Software engineering is an industry in which being somewhat lazy can be considered a good trait. It all comes down to how we approach menial, repetitive actions. We can do them manually over and over again and waste time. We can also automate these processes and focus on engineering the actual software.
Because we like creative work the most, we automate and these are our weapons of choice.
Software Development Life Cycle and Automation
Consider this rather generic example of a software development life cycle:
Of course, software development life cycle will differ depending mostly on the type of application, but also because of team preferences and company culture. It should be also accompanied by a good, coherent definition of done. Plus, it helps to maintain a good and clear relationship with a client.
It’s good to have a standard software development life cycle that’s company-wide because it ensures that the whole team “speaks the same language” - relates in the same way to the same point in development. It’s also very helpful in case of a new employee and junior developers that just graduated from their universities (where they learned only about the first part, coding).
Weapons of choice - tools for processes automation
When you think about it, many of the elements in the software development cycle can be automated. Of course, some elements still have to be done manually: code review, manual testing, and coding, at least for now. All the rest like building, automated testing, backups, deployment, and monitoring can be automated.
Here are the same elements of software development life cycle reshuffled with tools used for automation added.
One of our main tools is GitLab which we use to create pipelines which fuses some of the processes together. With the Docker’s help, GitLab automates several processes. It takes care of building, running automated tests and linters as well as pushing latest image version to the repository.
When it comes to deployment, we put our bets on Rancher - Docker orchestration platform. In short, it is an environment that helps us run Docker containers but also adds an abstract layer that manages hardware machines (f.e. servers). We can have multiple physical servers which through Rancher can be clustered into development, production and testing environment, and whatever you personally need. During a deployment of an service Rancher will decide on which machine it will be deployed. Usually, Rancher will pick a machine that has lower load. The takeaway is, as a developer I don’t really need to care on which particular machine the solution will be deployed. All I care is that it works flawlessly.
From automation to Continuous Integration and Continuous Delivery
Automation offers many pros. There’s no monkey business, or it’s reduced to bare minimum. You can focus all your brainpower and time on creative aspects of programming: finding solutions to problems and writing clean code that’s up to standards and requirements. Another positive trait of automation is, you can integrate freshly hired developers into your environment and processes practically on the spot.
A good processes automation enables the realization of Continuous Integration and Continuous Delivery approach to software development, which in turn can have a very positive impact for your company. First, high frequency of all subprocesses in the software development life cycle guarantees that code is always tested and clean. It can also lead to a mythical land of (almost) painless deployments. We all know that if something can go wrong during huge deployment it certainly will. By doing small deployments very often there are fewer things that can go wrong. Additionally, by each deployment, you and your team will get more and more experienced in deploying which is a very useful skill.
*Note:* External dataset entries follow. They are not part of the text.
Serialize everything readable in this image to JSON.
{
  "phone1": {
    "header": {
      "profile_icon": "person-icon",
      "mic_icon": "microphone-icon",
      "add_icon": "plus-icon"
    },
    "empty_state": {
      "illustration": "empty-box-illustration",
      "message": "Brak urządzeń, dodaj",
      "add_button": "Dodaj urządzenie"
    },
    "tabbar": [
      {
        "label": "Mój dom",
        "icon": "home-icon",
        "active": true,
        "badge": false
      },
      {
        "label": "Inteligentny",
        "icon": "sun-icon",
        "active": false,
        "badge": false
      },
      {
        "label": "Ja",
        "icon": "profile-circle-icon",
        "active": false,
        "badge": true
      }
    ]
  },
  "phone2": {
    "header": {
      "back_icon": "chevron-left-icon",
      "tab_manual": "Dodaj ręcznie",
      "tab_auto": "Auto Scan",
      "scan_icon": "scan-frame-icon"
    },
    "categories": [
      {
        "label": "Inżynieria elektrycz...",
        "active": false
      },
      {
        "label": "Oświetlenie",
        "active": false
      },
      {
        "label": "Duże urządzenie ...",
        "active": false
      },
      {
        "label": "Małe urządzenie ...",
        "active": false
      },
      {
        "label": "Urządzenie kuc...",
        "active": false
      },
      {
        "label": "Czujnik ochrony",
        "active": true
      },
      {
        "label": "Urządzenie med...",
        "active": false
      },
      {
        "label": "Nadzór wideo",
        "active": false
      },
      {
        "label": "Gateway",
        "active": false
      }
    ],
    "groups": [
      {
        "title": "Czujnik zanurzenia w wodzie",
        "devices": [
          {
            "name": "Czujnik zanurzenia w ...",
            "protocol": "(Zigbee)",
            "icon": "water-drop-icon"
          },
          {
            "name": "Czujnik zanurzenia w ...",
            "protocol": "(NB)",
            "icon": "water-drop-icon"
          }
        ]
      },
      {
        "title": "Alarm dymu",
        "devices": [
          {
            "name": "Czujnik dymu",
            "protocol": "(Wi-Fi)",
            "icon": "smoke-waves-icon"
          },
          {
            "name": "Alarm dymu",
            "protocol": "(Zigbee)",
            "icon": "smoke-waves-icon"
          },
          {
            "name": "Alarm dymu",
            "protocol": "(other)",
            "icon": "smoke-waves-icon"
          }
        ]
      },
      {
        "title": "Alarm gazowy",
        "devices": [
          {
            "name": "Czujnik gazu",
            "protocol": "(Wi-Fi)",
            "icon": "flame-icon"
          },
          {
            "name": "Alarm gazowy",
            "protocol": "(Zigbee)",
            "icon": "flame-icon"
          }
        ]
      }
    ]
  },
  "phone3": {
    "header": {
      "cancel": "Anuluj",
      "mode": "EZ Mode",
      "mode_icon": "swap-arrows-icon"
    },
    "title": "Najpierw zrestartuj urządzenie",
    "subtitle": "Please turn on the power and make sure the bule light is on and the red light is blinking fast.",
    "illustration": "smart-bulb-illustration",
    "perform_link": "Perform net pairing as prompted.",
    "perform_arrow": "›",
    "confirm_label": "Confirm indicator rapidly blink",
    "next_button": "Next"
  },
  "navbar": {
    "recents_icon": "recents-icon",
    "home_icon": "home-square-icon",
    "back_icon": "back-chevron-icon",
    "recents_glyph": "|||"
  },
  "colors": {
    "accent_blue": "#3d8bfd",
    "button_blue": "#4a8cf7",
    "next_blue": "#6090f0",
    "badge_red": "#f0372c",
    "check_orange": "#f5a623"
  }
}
Moreover, features are delivered to a client considerably faster. This is especially important in case when our client’s systems require integrating with ours. Thanks to CI/CD a client is frequently updated on the progress. The moment we deploy a service is a moment in which client can integrate with it.
In general, without automating software development life cycle processes achieving the CI/CD approach would be very hard.
How to start automating
Like with many changes you need to start from yourself, for example, start from writing Makefiles to extract common tasks and have them easily accessible through abstract commands. Then scale the automation up, try to automate recurrent processes in your next project together with your team. If you're lucky, in time it may cause automation of company-wide processes. But beware, it is a slow and tedious process. You will probably also have to do it in your free hours and not during project’s budget hours. It may sound harsh, but think of it as an investment - you’ll have much less to do in the future projects.
However, it’s not as time-consuming as it may look. When you start your research, you’ll surely find a ton of tools (mostly open-source) that can do what you need with a simple setup. If your team prevents you from automating, change a team. If your company forbids it (without any real reason), change a company.
Finally, automation addicts. Once you start automating recurring actions, you’ll want to automate EVERYTHING, so watch out :)
*This article was created on the base of my talk at Szczecin’s Netcamp meetups for developers & IT industry. Full talk in polish with additional demo: